→ **WORK INSTRUCTIONS**
Exactly as written, reproduce all of the entries.

(Website and app data records)
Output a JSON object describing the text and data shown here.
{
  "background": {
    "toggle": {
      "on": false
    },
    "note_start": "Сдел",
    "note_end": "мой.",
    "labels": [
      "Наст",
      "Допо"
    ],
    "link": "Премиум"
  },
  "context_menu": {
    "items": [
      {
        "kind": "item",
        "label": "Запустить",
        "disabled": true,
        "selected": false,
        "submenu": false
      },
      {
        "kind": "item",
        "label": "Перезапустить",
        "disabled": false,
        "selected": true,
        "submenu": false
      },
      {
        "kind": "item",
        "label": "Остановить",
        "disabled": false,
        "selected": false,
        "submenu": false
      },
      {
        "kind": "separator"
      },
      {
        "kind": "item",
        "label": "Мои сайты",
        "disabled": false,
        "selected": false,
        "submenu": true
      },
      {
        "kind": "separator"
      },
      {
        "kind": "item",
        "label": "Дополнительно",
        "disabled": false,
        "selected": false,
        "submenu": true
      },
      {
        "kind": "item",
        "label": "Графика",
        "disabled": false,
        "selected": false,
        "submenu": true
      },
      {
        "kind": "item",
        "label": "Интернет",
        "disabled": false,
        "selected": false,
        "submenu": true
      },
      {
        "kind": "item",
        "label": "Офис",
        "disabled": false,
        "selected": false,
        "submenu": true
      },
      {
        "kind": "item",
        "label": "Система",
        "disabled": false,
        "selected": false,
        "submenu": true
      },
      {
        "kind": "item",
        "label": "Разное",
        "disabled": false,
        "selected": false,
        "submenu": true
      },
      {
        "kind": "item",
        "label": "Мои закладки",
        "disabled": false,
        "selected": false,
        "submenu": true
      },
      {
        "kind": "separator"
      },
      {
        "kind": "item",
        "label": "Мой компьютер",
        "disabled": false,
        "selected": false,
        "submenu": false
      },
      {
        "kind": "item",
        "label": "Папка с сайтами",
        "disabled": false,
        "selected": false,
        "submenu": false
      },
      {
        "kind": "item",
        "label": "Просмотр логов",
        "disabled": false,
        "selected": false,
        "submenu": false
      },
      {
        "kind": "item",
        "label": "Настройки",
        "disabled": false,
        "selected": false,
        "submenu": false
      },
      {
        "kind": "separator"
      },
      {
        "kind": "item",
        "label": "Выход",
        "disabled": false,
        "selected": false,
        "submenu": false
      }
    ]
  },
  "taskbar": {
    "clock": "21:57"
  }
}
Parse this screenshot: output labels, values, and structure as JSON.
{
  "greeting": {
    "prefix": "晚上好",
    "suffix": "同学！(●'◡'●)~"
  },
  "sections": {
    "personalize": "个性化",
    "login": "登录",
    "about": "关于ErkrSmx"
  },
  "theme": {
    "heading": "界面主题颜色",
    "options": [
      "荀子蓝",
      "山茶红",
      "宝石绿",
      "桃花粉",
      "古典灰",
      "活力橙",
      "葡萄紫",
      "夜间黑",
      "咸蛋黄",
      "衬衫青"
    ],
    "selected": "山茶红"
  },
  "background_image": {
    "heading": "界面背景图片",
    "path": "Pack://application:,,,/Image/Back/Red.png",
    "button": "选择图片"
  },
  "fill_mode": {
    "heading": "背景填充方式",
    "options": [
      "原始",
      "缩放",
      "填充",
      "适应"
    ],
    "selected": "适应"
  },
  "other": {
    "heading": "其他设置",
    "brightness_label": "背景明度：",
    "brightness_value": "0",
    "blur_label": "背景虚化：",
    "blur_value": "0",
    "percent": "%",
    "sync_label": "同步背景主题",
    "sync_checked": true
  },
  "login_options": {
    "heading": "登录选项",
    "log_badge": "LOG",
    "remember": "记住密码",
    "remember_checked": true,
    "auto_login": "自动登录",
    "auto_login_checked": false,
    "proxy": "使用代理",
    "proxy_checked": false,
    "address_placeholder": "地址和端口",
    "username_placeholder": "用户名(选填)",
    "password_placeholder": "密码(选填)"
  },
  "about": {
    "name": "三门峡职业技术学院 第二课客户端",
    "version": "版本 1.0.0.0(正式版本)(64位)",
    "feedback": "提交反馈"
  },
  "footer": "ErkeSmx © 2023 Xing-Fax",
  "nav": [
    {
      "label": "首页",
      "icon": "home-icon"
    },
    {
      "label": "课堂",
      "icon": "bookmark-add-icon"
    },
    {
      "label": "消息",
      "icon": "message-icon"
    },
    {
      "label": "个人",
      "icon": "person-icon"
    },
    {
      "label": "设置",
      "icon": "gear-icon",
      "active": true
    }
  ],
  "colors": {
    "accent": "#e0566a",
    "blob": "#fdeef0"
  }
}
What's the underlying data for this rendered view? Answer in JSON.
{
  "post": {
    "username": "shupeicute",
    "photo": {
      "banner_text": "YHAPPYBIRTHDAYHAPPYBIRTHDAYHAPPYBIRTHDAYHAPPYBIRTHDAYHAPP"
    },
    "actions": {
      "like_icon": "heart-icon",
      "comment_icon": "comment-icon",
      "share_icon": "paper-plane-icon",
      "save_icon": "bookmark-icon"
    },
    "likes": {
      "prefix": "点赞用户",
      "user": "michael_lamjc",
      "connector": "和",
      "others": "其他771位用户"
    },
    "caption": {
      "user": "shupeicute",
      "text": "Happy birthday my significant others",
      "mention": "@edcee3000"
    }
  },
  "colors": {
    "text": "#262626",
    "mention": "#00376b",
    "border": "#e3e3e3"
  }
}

→ **EXERCISE ANSWER**
Output a JSON object describing the text and data shown here.
{
  "background": {
    "toggle": {
      "on": false
    },
    "note_start": "Сдел",
    "note_end": "мой.",
    "labels": [
      "Наст",
      "Допо"
    ],
    "link": "Премиум"
  },
  "context_menu": {
    "items": [
      {
        "kind": "item",
        "label": "Запустить",
        "disabled": true,
        "selected": false,
        "submenu": false
      },
      {
        "kind": "item",
        "label": "Перезапустить",
        "disabled": false,
        "selected": true,
        "submenu": false
      },
      {
        "kind": "item",
        "label": "Остановить",
        "disabled": false,
        "selected": false,
        "submenu": false
      },
      {
        "kind": "separator"
      },
      {
        "kind": "item",
        "label": "Мои сайты",
        "disabled": false,
        "selected": false,
        "submenu": true
      },
      {
        "kind": "separator"
      },
      {
        "kind": "item",
        "label": "Дополнительно",
        "disabled": false,
        "selected": false,
        "submenu": true
      },
      {
        "kind": "item",
        "label": "Графика",
        "disabled": false,
        "selected": false,
        "submenu": true
      },
      {
        "kind": "item",
        "label": "Интернет",
        "disabled": false,
        "selected": false,
        "submenu": true
      },
      {
        "kind": "item",
        "label": "Офис",
        "disabled": false,
        "selected": false,
        "submenu": true
      },
      {
        "kind": "item",
        "label": "Система",
        "disabled": false,
        "selected": false,
        "submenu": true
      },
      {
        "kind": "item",
        "label": "Разное",
        "disabled": false,
        "selected": false,
        "submenu": true
      },
      {
        "kind": "item",
        "label": "Мои закладки",
        "disabled": false,
        "selected": false,
        "submenu": true
      },
      {
        "kind": "separator"
      },
      {
        "kind": "item",
        "label": "Мой компьютер",
        "disabled": false,
        "selected": false,
        "submenu": false
      },
      {
        "kind": "item",
        "label": "Папка с сайтами",
        "disabled": false,
        "selected": false,
        "submenu": false
      },
      {
        "kind": "item",
        "label": "Просмотр логов",
        "disabled": false,
        "selected": false,
        "submenu": false
      },
      {
        "kind": "item",
        "label": "Настройки",
        "disabled": false,
        "selected": false,
        "submenu": false
      },
      {
        "kind": "separator"
      },
      {
        "kind": "item",
        "label": "Выход",
        "disabled": false,
        "selected": false,
        "submenu": false
      }
    ]
  },
  "taskbar": {
    "clock": "21:57"
  }
}
Parse this screenshot: output labels, values, and structure as JSON.
{
  "greeting": {
    "prefix": "晚上好",
    "suffix": "同学！(●'◡'●)~"
  },
  "sections": {
    "personalize": "个性化",
    "login": "登录",
    "about": "关于ErkrSmx"
  },
  "theme": {
    "heading": "界面主题颜色",
    "options": [
      "荀子蓝",
      "山茶红",
      "宝石绿",
      "桃花粉",
      "古典灰",
      "活力橙",
      "葡萄紫",
      "夜间黑",
      "咸蛋黄",
      "衬衫青"
    ],
    "selected": "山茶红"
  },
  "background_image": {
    "heading": "界面背景图片",
    "path": "Pack://application:,,,/Image/Back/Red.png",
    "button": "选择图片"
  },
  "fill_mode": {
    "heading": "背景填充方式",
    "options": [
      "原始",
      "缩放",
      "填充",
      "适应"
    ],
    "selected": "适应"
  },
  "other": {
    "heading": "其他设置",
    "brightness_label": "背景明度：",
    "brightness_value": "0",
    "blur_label": "背景虚化：",
    "blur_value": "0",
    "percent": "%",
    "sync_label": "同步背景主题",
    "sync_checked": true
  },
  "login_options": {
    "heading": "登录选项",
    "log_badge": "LOG",
    "remember": "记住密码",
    "remember_checked": true,
    "auto_login": "自动登录",
    "auto_login_checked": false,
    "proxy": "使用代理",
    "proxy_checked": false,
    "address_placeholder": "地址和端口",
    "username_placeholder": "用户名(选填)",
    "password_placeholder": "密码(选填)"
  },
  "about": {
    "name": "三门峡职业技术学院 第二课客户端",
    "version": "版本 1.0.0.0(正式版本)(64位)",
    "feedback": "提交反馈"
  },
  "footer": "ErkeSmx © 2023 Xing-Fax",
  "nav": [
    {
      "label": "首页",
      "icon": "home-icon"
    },
    {
      "label": "课堂",
      "icon": "bookmark-add-icon"
    },
    {
      "label": "消息",
      "icon": "message-icon"
    },
    {
      "label": "个人",
      "icon": "person-icon"
    },
    {
      "label": "设置",
      "icon": "gear-icon",
      "active": true
    }
  ],
  "colors": {
    "accent": "#e0566a",
    "blob": "#fdeef0"
  }
}
What's the underlying data for this rendered view? Answer in JSON.
{
  "post": {
    "username": "shupeicute",
    "photo": {
      "banner_text": "YHAPPYBIRTHDAYHAPPYBIRTHDAYHAPPYBIRTHDAYHAPPYBIRTHDAYHAPP"
    },
    "actions": {
      "like_icon": "heart-icon",
      "comment_icon": "comment-icon",
      "share_icon": "paper-plane-icon",
      "save_icon": "bookmark-icon"
    },
    "likes": {
      "prefix": "点赞用户",
      "user": "michael_lamjc",
      "connector": "和",
      "others": "其他771位用户"
    },
    "caption": {
      "user": "shupeicute",
      "text": "Happy birthday my significant others",
      "mention": "@edcee3000"
    }
  },
  "colors": {
    "text": "#262626",
    "mention": "#00376b",
    "border": "#e3e3e3"
  }
}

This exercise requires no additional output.